| EXERCISE BRIEF |
Only a number is wanted: how many lines in these records contain the word "Factory"?

| RECORD SET |
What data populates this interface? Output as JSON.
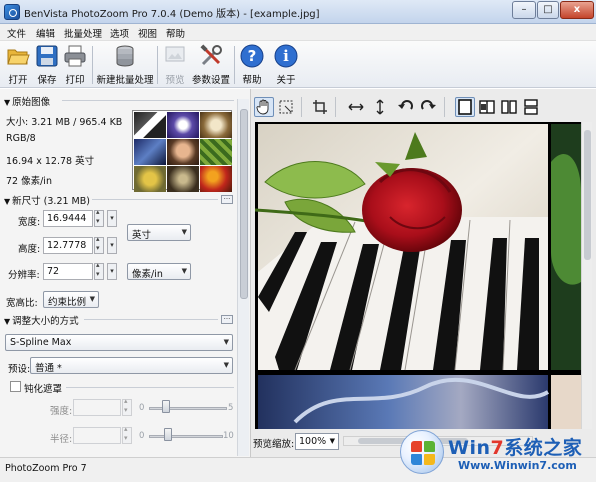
{
  "window": {
    "title": "BenVista PhotoZoom Pro 7.0.4 (Demo 版本) - [example.jpg]",
    "minimize_glyph": "–",
    "maximize_glyph": "□",
    "close_glyph": "x"
  },
  "menu": [
    "文件",
    "编辑",
    "批量处理",
    "选项",
    "视图",
    "帮助"
  ],
  "toolbar": {
    "buttons": [
      {
        "label": "打开",
        "icon": "folder-open-icon"
      },
      {
        "label": "保存",
        "icon": "floppy-disk-icon"
      },
      {
        "label": "打印",
        "icon": "printer-icon"
      },
      {
        "label": "新建批量处理",
        "icon": "database-stack-icon"
      },
      {
        "label": "预览",
        "icon": "preview-icon",
        "disabled": true
      },
      {
        "label": "参数设置",
        "icon": "tools-icon"
      },
      {
        "label": "帮助",
        "icon": "help-icon"
      },
      {
        "label": "关于",
        "icon": "info-icon"
      }
    ]
  },
  "original_image": {
    "header": "原始图像",
    "size": "大小: 3.21 MB / 965.4 KB",
    "mode": "RGB/8",
    "dimensions": "16.94 x 12.78 英寸",
    "resolution": "72 像素/in"
  },
  "new_size": {
    "header": "新尺寸 (3.21 MB)",
    "width_label": "宽度:",
    "width_value": "16.9444",
    "height_label": "高度:",
    "height_value": "12.7778",
    "resolution_label": "分辨率:",
    "resolution_value": "72",
    "unit_size": "英寸",
    "unit_resolution": "像素/in",
    "aspect_label": "宽高比:",
    "aspect_value": "约束比例"
  },
  "resize_method": {
    "header": "调整大小的方式",
    "method": "S-Spline Max",
    "preset_label": "预设:",
    "preset_value": "普通 *"
  },
  "sharpen": {
    "label": "钝化遮罩",
    "checked": false,
    "strength_label": "强度:",
    "strength_min": "0",
    "strength_max": "5",
    "radius_label": "半径:",
    "radius_min": "0",
    "radius_max": "10"
  },
  "preview": {
    "zoom_label": "预览缩放:",
    "zoom_value": "100%"
  },
  "status": {
    "text": "PhotoZoom Pro 7"
  },
  "watermark": {
    "title_prefix": "Win",
    "title_seven": "7",
    "title_suffix": "系统之家",
    "url": "Www.Winwin7.com"
  }
}
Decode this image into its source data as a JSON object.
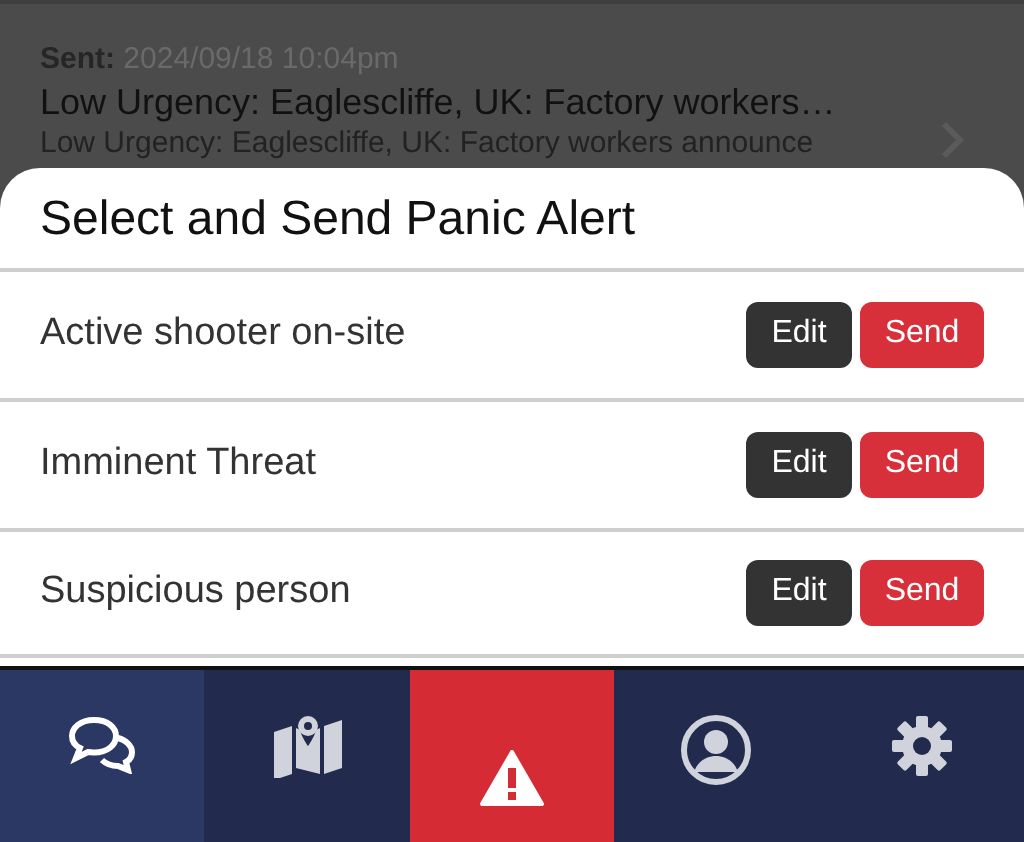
{
  "message": {
    "sent_label": "Sent:",
    "sent_time": "2024/09/18 10:04pm",
    "title": "Low Urgency: Eaglescliffe, UK: Factory workers…",
    "preview": "Low Urgency: Eaglescliffe, UK: Factory workers announce"
  },
  "sheet": {
    "title": "Select and Send Panic Alert",
    "alerts": [
      {
        "label": "Active shooter on-site",
        "edit": "Edit",
        "send": "Send"
      },
      {
        "label": "Imminent Threat",
        "edit": "Edit",
        "send": "Send"
      },
      {
        "label": "Suspicious person",
        "edit": "Edit",
        "send": "Send"
      }
    ]
  },
  "tabs": [
    {
      "kind": "messages",
      "selected": true
    },
    {
      "kind": "map",
      "selected": false
    },
    {
      "kind": "alert",
      "selected": false
    },
    {
      "kind": "profile",
      "selected": false
    },
    {
      "kind": "settings",
      "selected": false
    }
  ]
}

| RESULT OF THE TASK |
2